:: Material supplied

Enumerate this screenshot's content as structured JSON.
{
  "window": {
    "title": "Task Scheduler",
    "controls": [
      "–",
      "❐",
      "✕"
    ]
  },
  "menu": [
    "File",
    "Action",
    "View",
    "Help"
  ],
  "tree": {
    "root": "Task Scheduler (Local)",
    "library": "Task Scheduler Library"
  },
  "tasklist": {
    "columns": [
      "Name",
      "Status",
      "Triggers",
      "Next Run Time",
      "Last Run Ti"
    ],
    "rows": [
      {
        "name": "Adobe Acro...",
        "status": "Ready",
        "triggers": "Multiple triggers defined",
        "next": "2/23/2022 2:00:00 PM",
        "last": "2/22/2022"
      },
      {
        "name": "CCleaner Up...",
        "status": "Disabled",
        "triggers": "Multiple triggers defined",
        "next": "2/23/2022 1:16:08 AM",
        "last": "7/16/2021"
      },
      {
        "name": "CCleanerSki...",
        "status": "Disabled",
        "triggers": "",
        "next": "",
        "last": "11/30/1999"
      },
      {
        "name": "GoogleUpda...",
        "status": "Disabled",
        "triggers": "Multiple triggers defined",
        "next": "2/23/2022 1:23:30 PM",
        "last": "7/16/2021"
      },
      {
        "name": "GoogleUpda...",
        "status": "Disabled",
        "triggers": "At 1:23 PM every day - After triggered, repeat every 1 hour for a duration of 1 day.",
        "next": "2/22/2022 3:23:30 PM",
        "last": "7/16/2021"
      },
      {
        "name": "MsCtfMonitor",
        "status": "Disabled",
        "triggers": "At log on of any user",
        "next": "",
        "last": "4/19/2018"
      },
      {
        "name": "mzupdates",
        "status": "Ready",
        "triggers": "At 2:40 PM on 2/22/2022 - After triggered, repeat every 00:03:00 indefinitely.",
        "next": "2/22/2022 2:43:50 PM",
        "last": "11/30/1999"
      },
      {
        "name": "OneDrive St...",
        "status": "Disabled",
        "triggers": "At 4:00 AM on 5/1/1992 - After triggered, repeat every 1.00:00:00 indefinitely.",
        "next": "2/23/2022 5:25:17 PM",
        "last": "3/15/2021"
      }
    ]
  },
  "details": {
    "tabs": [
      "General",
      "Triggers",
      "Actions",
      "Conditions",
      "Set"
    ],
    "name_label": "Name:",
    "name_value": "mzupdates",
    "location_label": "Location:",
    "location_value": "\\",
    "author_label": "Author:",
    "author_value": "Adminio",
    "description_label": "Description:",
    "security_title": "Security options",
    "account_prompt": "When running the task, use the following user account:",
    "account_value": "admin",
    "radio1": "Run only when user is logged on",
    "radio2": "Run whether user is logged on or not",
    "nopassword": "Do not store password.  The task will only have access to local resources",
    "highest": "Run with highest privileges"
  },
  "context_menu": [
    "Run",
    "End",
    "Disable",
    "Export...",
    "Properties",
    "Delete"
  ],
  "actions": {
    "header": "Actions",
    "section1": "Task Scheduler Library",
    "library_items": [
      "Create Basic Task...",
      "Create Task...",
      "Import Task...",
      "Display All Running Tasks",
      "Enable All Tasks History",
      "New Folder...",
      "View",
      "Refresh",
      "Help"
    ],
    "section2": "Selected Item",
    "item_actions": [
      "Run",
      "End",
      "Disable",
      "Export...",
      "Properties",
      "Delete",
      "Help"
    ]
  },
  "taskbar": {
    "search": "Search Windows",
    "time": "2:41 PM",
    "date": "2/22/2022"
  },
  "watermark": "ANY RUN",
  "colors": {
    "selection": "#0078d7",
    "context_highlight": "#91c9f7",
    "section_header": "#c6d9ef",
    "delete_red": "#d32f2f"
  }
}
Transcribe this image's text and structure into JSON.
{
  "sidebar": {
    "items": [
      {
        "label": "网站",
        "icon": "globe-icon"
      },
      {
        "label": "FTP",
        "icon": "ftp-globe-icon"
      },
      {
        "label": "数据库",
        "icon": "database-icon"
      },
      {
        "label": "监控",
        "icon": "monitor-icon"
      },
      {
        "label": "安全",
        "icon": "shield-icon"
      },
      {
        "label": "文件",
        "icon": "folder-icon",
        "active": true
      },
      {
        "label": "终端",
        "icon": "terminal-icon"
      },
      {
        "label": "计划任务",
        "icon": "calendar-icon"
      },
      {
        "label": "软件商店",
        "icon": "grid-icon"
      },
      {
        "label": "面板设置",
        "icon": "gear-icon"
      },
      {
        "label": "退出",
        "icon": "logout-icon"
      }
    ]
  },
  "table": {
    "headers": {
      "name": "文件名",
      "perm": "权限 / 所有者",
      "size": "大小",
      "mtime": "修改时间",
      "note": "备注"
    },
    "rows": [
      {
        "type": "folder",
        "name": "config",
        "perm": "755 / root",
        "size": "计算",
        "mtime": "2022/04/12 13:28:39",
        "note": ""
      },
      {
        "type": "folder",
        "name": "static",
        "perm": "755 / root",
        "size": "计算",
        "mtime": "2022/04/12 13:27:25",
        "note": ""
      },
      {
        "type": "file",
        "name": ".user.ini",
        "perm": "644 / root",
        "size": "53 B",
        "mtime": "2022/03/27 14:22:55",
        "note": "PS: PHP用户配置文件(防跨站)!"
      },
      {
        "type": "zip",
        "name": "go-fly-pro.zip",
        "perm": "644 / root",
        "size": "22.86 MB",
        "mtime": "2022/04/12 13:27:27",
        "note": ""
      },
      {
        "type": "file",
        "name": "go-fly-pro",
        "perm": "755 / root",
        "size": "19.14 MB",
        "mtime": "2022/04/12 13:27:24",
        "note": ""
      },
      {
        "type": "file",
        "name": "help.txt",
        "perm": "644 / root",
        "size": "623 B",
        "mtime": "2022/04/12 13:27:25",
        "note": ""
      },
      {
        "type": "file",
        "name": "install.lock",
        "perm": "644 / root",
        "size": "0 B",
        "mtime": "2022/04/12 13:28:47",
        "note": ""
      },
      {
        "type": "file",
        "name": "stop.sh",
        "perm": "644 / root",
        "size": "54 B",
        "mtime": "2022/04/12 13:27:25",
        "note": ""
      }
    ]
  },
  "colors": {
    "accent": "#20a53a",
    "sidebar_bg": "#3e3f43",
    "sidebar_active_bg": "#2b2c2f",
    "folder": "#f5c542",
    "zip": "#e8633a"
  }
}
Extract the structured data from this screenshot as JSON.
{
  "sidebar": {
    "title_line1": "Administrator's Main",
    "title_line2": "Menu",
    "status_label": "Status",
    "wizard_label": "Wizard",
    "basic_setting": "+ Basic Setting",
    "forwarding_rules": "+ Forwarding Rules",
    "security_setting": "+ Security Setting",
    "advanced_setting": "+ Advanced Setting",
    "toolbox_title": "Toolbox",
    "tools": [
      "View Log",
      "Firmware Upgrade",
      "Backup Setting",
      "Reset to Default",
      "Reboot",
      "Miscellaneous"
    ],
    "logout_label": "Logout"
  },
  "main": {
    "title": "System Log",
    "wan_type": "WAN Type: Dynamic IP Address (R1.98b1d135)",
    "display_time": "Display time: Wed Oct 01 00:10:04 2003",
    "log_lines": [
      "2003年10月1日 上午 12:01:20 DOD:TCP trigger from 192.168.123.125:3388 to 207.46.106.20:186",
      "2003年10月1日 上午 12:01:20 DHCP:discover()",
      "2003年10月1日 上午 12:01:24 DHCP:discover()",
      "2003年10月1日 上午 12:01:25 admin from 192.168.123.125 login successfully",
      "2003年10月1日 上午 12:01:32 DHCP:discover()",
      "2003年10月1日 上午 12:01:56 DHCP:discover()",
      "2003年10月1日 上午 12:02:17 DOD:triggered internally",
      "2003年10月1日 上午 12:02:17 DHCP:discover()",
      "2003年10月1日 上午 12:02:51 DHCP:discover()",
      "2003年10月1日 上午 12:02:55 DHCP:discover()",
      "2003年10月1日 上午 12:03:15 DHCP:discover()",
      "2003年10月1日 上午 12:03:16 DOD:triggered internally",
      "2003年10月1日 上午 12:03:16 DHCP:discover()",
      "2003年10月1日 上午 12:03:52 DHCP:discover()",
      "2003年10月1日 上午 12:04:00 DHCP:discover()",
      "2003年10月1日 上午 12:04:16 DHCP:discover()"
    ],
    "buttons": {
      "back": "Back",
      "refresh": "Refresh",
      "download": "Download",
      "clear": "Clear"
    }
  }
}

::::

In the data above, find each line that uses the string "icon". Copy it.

Response box>
        "icon": "globe-icon"
        "icon": "ftp-globe-icon"
        "icon": "database-icon"
        "icon": "monitor-icon"
        "icon": "shield-icon"
        "icon": "folder-icon",
        "icon": "terminal-icon"
        "icon": "calendar-icon"
        "icon": "grid-icon"
        "icon": "gear-icon"
        "icon": "logout-icon"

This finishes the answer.